- Loss of potential investing opportunities in new businesses offering innovative technologies, business models, products, and/or services through the passage of regulations that effectively eliminate market entrants.
- Political and investment supply chain actors are unduly enriched, thereby exacerbating the wide-ranging negative consequences of income equality, which are summarized in this TED Talk by Richard Wilkinson (11).
- Engaging in crony capitalism is likely to be symptomatic of other corporate governance related issues, such as inadequate ethics, accountability, compensation, and transparency policies and procedures.
- There is considerable reputational risk involved in acts of crony capitalism, i.e. if the ire of consumers, shareholders, and/or stakeholders is sufficiently aroused, corporations’ share price can be adversely affected.

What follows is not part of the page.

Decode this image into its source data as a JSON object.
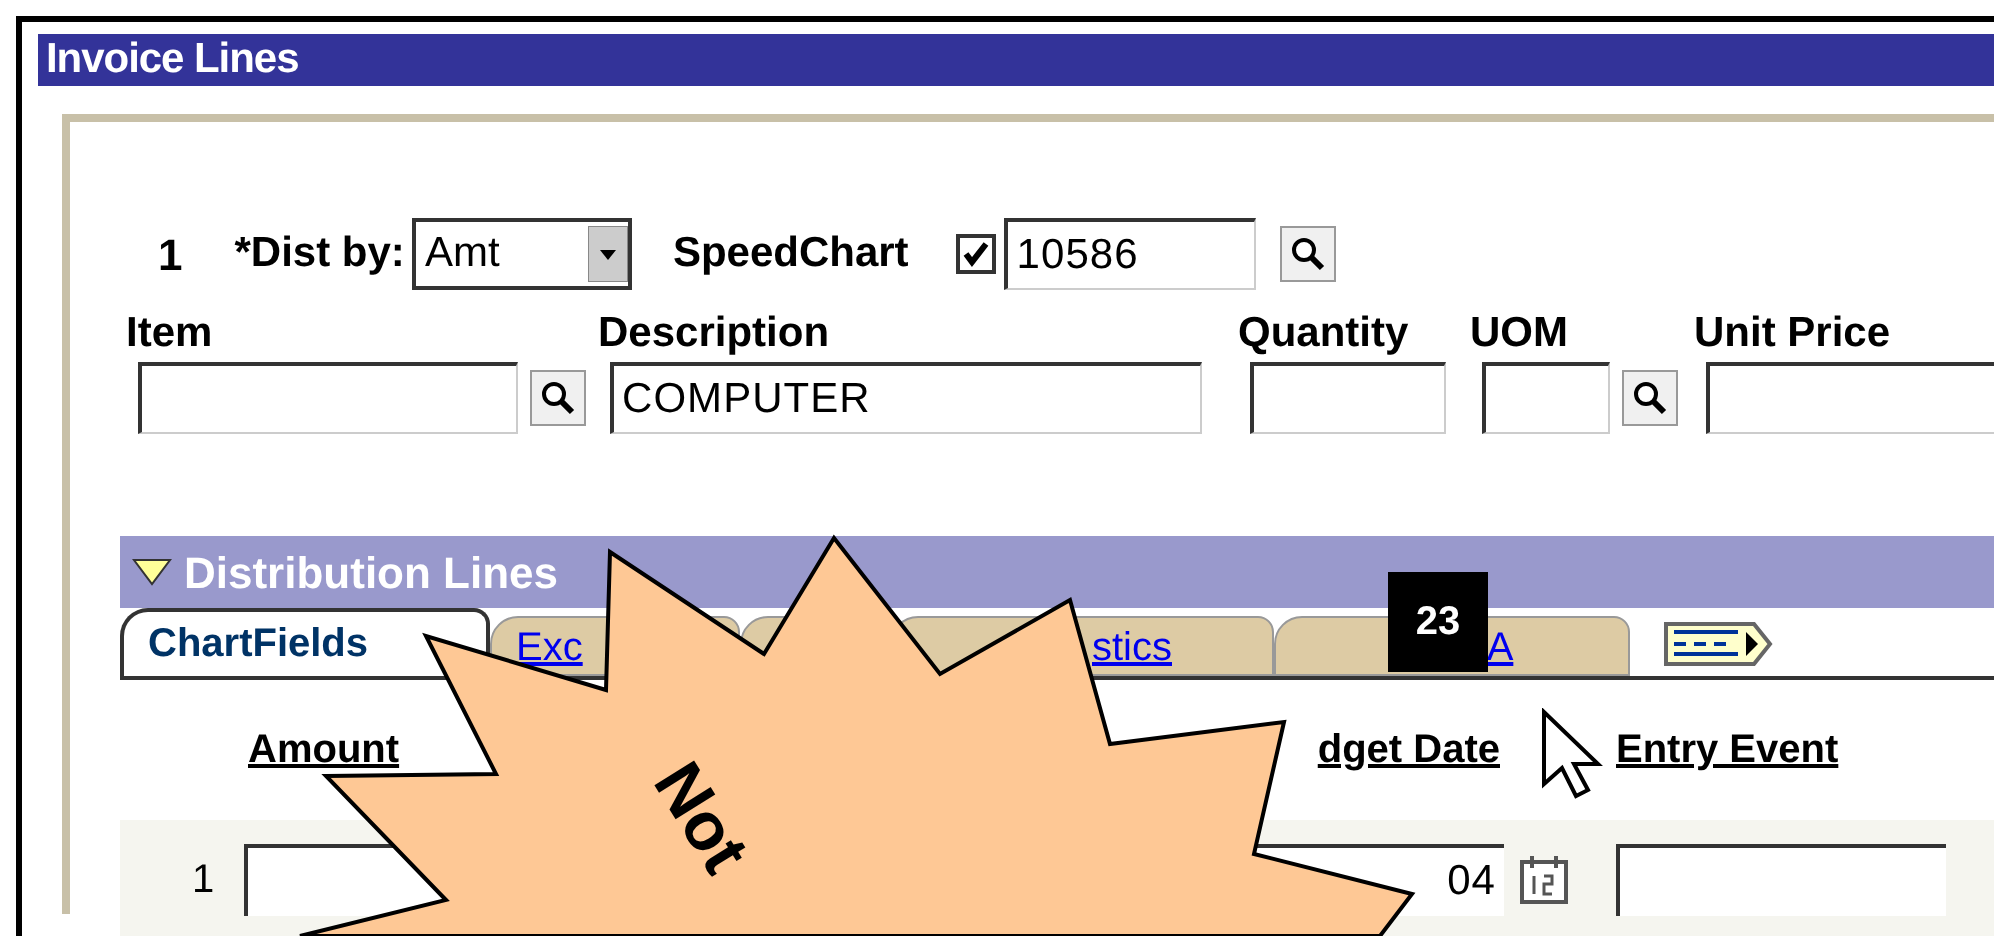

- As contained in Milton Freidman’s concept of a corporate suicide impulse (12), exhorting politicians to enact legislation that is antithetical to free enterprise can end up being a losing investment and/or result in the imposition of additional unfavorable, costly oversight and regulation, thus leaving the initiator(s) hoisted by their own petard and investors suffering losses.Given the dominance of short-termism, herd mentality, and greed that characterize markets as well as the necessity to engage in tactics that will maintain and / or increase competitive advantage, the perceived need to participate in crony capitalism is understood. That is not to say, however, that these ultimately detrimental intrinsic motivators can’t be re-conditioned. As these issues share roots in governance; it being the case that strong governance ratings are positively correlated with higher returns relative to companies with weak governance ratings; and it being a fact that governance quality is a widely accepted proxy for management quality, investors would do well to consider how to effectively mitigate against the risks of crony capitalism. Taking the following actions can be helpful in the preceding regard:
- Discover the extent of any crony capitalist activities at investee companies and endeavor to integrate the findings into investment analyses.

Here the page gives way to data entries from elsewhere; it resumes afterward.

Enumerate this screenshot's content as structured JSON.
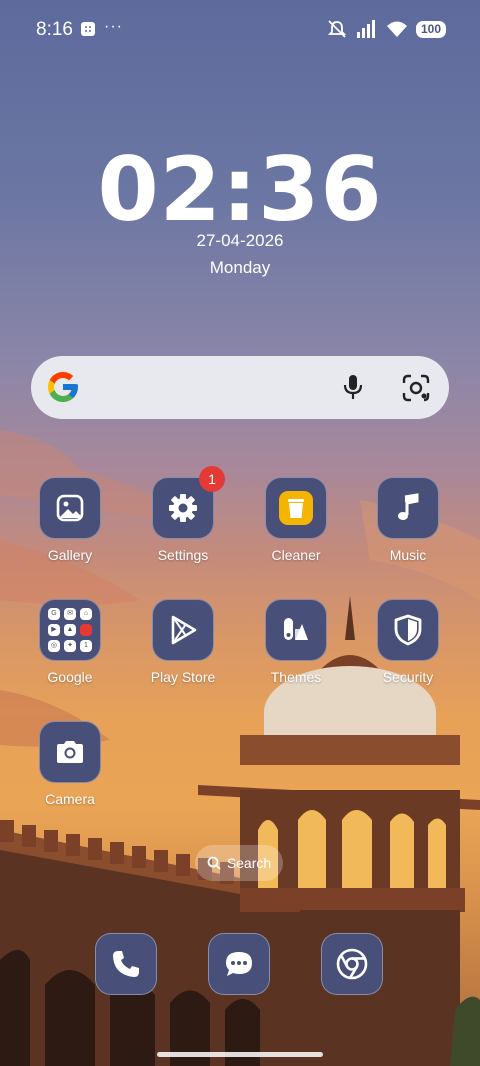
{
  "status_bar": {
    "time": "8:16",
    "more": "···",
    "battery": "100"
  },
  "clock": {
    "time": "02:36",
    "date": "27-04-2026",
    "weekday": "Monday"
  },
  "apps": [
    {
      "label": "Gallery",
      "icon": "gallery-icon"
    },
    {
      "label": "Settings",
      "icon": "gear-icon",
      "badge": "1"
    },
    {
      "label": "Cleaner",
      "icon": "trash-icon"
    },
    {
      "label": "Music",
      "icon": "music-note-icon"
    },
    {
      "label": "Google",
      "icon": "folder-icon"
    },
    {
      "label": "Play Store",
      "icon": "play-store-icon"
    },
    {
      "label": "Themes",
      "icon": "themes-icon"
    },
    {
      "label": "Security",
      "icon": "shield-icon"
    },
    {
      "label": "Camera",
      "icon": "camera-icon"
    }
  ],
  "home_search": {
    "label": "Search"
  },
  "dock": [
    {
      "icon": "phone-icon"
    },
    {
      "icon": "messages-icon"
    },
    {
      "icon": "chrome-icon"
    }
  ],
  "colors": {
    "icon_bg": "#48507a",
    "badge": "#e53935",
    "cleaner_accent": "#f5b400"
  }
}
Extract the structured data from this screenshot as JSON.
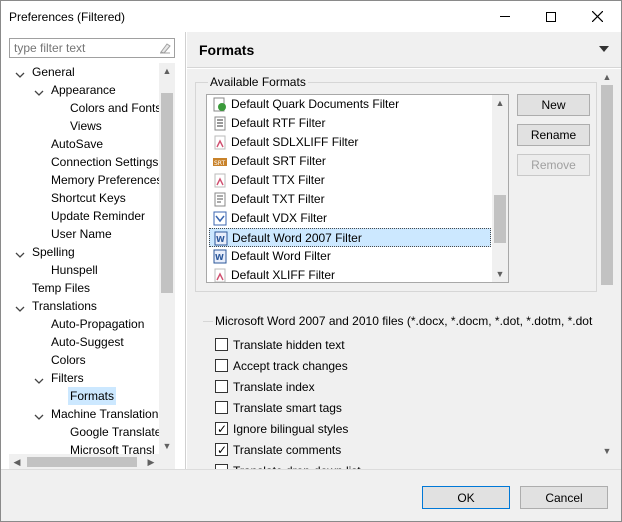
{
  "window": {
    "title": "Preferences (Filtered)"
  },
  "filter": {
    "placeholder": "type filter text"
  },
  "tree": [
    {
      "label": "General",
      "level": 0,
      "state": "expanded"
    },
    {
      "label": "Appearance",
      "level": 1,
      "state": "expanded"
    },
    {
      "label": "Colors and Fonts",
      "level": 2,
      "state": "leaf"
    },
    {
      "label": "Views",
      "level": 2,
      "state": "leaf"
    },
    {
      "label": "AutoSave",
      "level": 1,
      "state": "leaf"
    },
    {
      "label": "Connection Settings",
      "level": 1,
      "state": "leaf"
    },
    {
      "label": "Memory Preferences",
      "level": 1,
      "state": "leaf"
    },
    {
      "label": "Shortcut Keys",
      "level": 1,
      "state": "leaf"
    },
    {
      "label": "Update Reminder",
      "level": 1,
      "state": "leaf"
    },
    {
      "label": "User Name",
      "level": 1,
      "state": "leaf"
    },
    {
      "label": "Spelling",
      "level": 0,
      "state": "expanded"
    },
    {
      "label": "Hunspell",
      "level": 1,
      "state": "leaf"
    },
    {
      "label": "Temp Files",
      "level": 0,
      "state": "leaf"
    },
    {
      "label": "Translations",
      "level": 0,
      "state": "expanded"
    },
    {
      "label": "Auto-Propagation",
      "level": 1,
      "state": "leaf"
    },
    {
      "label": "Auto-Suggest",
      "level": 1,
      "state": "leaf"
    },
    {
      "label": "Colors",
      "level": 1,
      "state": "leaf"
    },
    {
      "label": "Filters",
      "level": 1,
      "state": "expanded"
    },
    {
      "label": "Formats",
      "level": 2,
      "state": "leaf",
      "selected": true
    },
    {
      "label": "Machine Translation",
      "level": 1,
      "state": "expanded"
    },
    {
      "label": "Google Translate",
      "level": 2,
      "state": "leaf"
    },
    {
      "label": "Microsoft Transl",
      "level": 2,
      "state": "leaf"
    }
  ],
  "page": {
    "title": "Formats"
  },
  "available": {
    "title": "Available Formats",
    "items": [
      {
        "label": "Default Quark Documents Filter",
        "icon": "quark-icon"
      },
      {
        "label": "Default RTF Filter",
        "icon": "rtf-icon"
      },
      {
        "label": "Default SDLXLIFF Filter",
        "icon": "sdlxliff-icon"
      },
      {
        "label": "Default SRT Filter",
        "icon": "srt-icon"
      },
      {
        "label": "Default TTX Filter",
        "icon": "ttx-icon"
      },
      {
        "label": "Default TXT Filter",
        "icon": "txt-icon"
      },
      {
        "label": "Default VDX Filter",
        "icon": "vdx-icon"
      },
      {
        "label": "Default Word 2007 Filter",
        "icon": "word-icon",
        "selected": true
      },
      {
        "label": "Default Word Filter",
        "icon": "word-icon"
      },
      {
        "label": "Default XLIFF Filter",
        "icon": "xliff-icon"
      }
    ],
    "buttons": {
      "new": "New",
      "rename": "Rename",
      "remove": "Remove"
    }
  },
  "word_group": {
    "title": "Microsoft Word 2007 and 2010 files (*.docx, *.docm, *.dot, *.dotm, *.dot",
    "options": [
      {
        "label": "Translate hidden text",
        "checked": false
      },
      {
        "label": "Accept track changes",
        "checked": false
      },
      {
        "label": "Translate index",
        "checked": false
      },
      {
        "label": "Translate smart tags",
        "checked": false
      },
      {
        "label": "Ignore bilingual styles",
        "checked": true
      },
      {
        "label": "Translate comments",
        "checked": true
      },
      {
        "label": "Translate drop-down list",
        "checked": false
      }
    ]
  },
  "footer": {
    "ok": "OK",
    "cancel": "Cancel"
  },
  "colors": {
    "selection": "#cce8ff",
    "panel": "#f0f0f0",
    "primary_border": "#0078d7"
  }
}
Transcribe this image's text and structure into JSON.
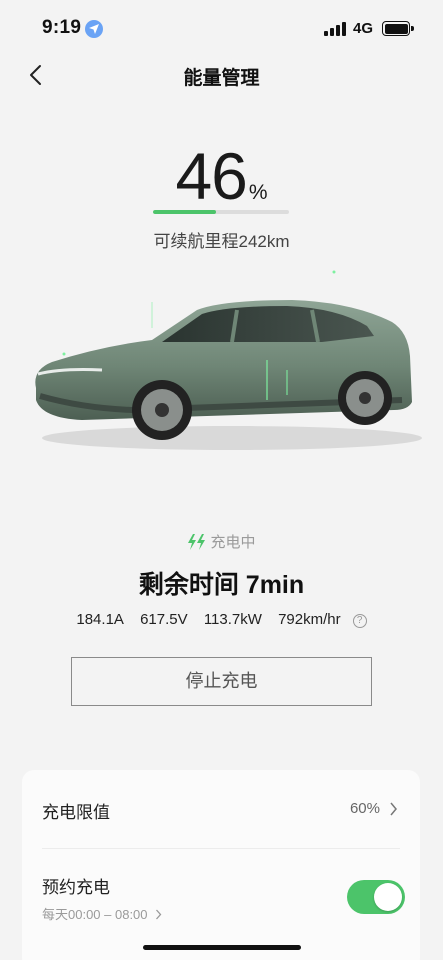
{
  "status_bar": {
    "time": "9:19",
    "network": "4G",
    "location_icon": "location-arrow-icon",
    "signal_icon": "signal-bars-icon",
    "battery_icon": "battery-full-icon"
  },
  "nav": {
    "title": "能量管理",
    "back_icon": "chevron-left-icon"
  },
  "battery": {
    "percent": "46",
    "unit": "%",
    "level_fraction": 0.46,
    "range_text": "可续航里程242km"
  },
  "vehicle_image": "green-station-wagon-car",
  "charging": {
    "status_label": "充电中",
    "status_icon": "charging-bolts-icon",
    "remaining_text": "剩余时间 7min",
    "metrics": [
      "184.1A",
      "617.5V",
      "113.7kW",
      "792km/hr"
    ],
    "help_icon": "question-circle-icon",
    "stop_button_label": "停止充电"
  },
  "settings": {
    "charge_limit_label": "充电限值",
    "charge_limit_value": "60%",
    "scheduled_label": "预约充电",
    "scheduled_subtitle": "每天00:00 – 08:00",
    "scheduled_enabled": true
  },
  "colors": {
    "accent_green": "#4cc46a",
    "background": "#f3f3f3"
  }
}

- Engage with companies to disclose all forms of payment to political entities and other political activity;
- Vote appropriately on all governance related proxies;
- Request third-party ESG data providers to develop a composite metric for crony capitalism;
- Write a letter the SEC in support of the petition (13) to require corporations to fully disclose all payments to political entities and trade organisations;
- Write a letter to your congressperson, which asks them to propose legislation that requires firms to earn a minimum score on a governance assessment administered by an independent third-party in order to be eligible for subsidies and tax breaks;
- Partner with a governance focused non-profit organization to develop a crony capitalism index similar to The Economists’, (14) yet more robust as suggested here (15) and here (16).
As if the raft of issues institutional investors must contend with isn’t already close enough to its carrying capacity, accounting as they must for not easily quantified risks such as the effects of climate change, resource scarcity, human rights issues in supply chains, etc., one may conclude: “you’re gonna need a bigger boat.” These issues, however, are largely downstream from the headwaters wherein they were created, i.e. among corporate leadership. Ensuring that investments are restricted to companies that are governed and operated sustainably will decrease the chances of investors finding themselves underwater by reducing the volatility of the rapids that must be navigated.
Robert Schwarz is an MBA and MS holding Associate at Preventable Surprises.
(See page 3 for reference links)